Well, perhaps we need not so hastily jump off of the wagon into the piles of sugar that surround us.
(If you want a little motivational anger at what the sugar makers have been doing for the last 80 years to bring us to our sweet, unhealthy knees, check out Little Sis’ link to a sugar timeline.)

But placing anger and worry aside….

What if I told you you could have your fudge and eat it too?  What now Marie Antoinette?  Let them eat fudge!  Vive la reve-luscion!

You can tell I’m enthusiastic about this stuff.   This stuff right here…

fudge b

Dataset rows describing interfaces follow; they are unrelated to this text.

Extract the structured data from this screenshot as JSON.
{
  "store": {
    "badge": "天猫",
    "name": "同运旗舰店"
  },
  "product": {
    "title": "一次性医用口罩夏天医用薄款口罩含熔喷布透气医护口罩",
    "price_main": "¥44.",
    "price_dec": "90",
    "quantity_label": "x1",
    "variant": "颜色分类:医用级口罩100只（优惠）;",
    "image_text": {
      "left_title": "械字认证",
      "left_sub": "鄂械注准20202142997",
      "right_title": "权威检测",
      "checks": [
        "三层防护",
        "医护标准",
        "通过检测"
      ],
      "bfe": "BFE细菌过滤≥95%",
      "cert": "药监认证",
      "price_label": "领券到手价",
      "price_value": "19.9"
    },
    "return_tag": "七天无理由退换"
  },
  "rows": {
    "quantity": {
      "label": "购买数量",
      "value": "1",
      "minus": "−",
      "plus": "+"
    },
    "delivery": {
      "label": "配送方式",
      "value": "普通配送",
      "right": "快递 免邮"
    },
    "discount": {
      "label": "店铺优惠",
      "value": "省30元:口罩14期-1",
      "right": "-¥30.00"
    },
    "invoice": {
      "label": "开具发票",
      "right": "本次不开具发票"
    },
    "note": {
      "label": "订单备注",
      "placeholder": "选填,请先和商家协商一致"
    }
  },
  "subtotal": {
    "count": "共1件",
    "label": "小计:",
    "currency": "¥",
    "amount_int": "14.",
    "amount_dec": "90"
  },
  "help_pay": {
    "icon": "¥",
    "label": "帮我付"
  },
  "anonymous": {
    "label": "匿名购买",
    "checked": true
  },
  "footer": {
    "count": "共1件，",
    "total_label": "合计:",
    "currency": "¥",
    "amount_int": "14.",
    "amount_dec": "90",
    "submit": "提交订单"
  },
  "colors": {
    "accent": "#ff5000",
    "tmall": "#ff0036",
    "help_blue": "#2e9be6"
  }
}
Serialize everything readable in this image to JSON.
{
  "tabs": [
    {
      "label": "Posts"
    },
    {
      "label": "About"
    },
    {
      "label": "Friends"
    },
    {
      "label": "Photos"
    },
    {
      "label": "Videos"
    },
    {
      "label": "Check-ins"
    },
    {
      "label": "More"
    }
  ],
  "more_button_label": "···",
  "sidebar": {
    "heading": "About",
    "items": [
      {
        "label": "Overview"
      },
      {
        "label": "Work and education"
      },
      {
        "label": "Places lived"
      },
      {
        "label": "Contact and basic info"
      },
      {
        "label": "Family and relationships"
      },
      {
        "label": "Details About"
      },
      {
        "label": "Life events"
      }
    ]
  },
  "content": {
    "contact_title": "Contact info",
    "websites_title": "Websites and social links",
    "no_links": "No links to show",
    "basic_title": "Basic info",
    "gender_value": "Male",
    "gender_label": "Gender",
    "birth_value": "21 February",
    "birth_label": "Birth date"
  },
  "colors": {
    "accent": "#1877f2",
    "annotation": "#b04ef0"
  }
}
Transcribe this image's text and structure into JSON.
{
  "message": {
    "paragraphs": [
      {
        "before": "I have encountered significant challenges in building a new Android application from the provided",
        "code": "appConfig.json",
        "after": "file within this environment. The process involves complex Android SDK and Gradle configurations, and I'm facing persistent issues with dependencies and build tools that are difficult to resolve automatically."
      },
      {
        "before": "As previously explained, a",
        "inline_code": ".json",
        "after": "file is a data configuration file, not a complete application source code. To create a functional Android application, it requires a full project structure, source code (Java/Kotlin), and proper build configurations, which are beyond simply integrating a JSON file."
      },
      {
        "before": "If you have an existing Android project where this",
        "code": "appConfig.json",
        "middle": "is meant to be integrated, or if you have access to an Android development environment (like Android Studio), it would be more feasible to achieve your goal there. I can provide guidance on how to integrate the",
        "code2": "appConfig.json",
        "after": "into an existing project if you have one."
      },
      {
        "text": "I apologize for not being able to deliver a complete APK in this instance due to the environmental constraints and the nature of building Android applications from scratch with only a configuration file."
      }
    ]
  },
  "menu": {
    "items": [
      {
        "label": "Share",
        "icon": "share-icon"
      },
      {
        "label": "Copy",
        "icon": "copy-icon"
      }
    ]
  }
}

It doesn’t just look good friends.  Oh yes.  I’m happy about this discovery of a fudge that gets it’s creamy richness from almond butter, not evaporated or condensed milk and 18 pounds of powdered sugar.  I happily swiped, and only slightly adapted this recipe from Susan Powers at Rawmazing

Appropriately, she calls it Holiday Fudge

Should probably stick in Disappearing or Revolutionary but I’m gonna go with

Let Them Eat Holiday Fudge

  • 1 1/4 cups almond butter
  • 1/2 cup cacao powder
  • 3 tablespoons agave nectar
  • 2 tablespoons coconut oil, melted (not sure a substitution would work as coconut oil is hard at cooler temps, probably helps firm the fudge)
  • 1/2 cup dried cranberries, chopped
  • 1/2 cup dried apricots, chopped ( I used cherries)
  • 1/2 cup dried golden raisins
  • 1/2 cup chopped pecans
    The only change I made was that I used 1 cup of pecans and a total of 1 cup mixed cranberries, raisins and dried cherries.  If your crowd is really used to sweet you might want to stick to the original, but we all liked this a lot.

1. Mix almond butter, cacao, agave nectar and coconut oil.

3. Mix in dried cranberries, apricots, raisins, and pecans.

4. Press into 8 x 8 pan and refrigerate until set. Cut into 1 inch squares.

Makes 64, 1-inch pieces.

It’s that simple.

Santa drops by for a taste test.  Don't worry his beard grows fast and will be ready for Christmas.

Santa drops by for a taste test. Don’t worry his beard grows fast and will be ready for Christmas.

Little Sis and I will be satisfying our cravings, while trying to hang on to our health and sanity over the next few posts, by bringing you some other healthier holiday treats.  This one is a keeper!  (Do keep it in the frig or at least chilled to maintain firmness!)  We shared this recipe on Wildcrafting Wedensday – a very cool site!

You can also make your own almond butter – and with the price of almonds from Costco – I’m going to try this out!

Extra holiday eating tip: Eat something very healthy before going to the party.  You won’t be as hungry and so tempted, and you’ll have some broccoli under your belt as well!

This recipe was featured on: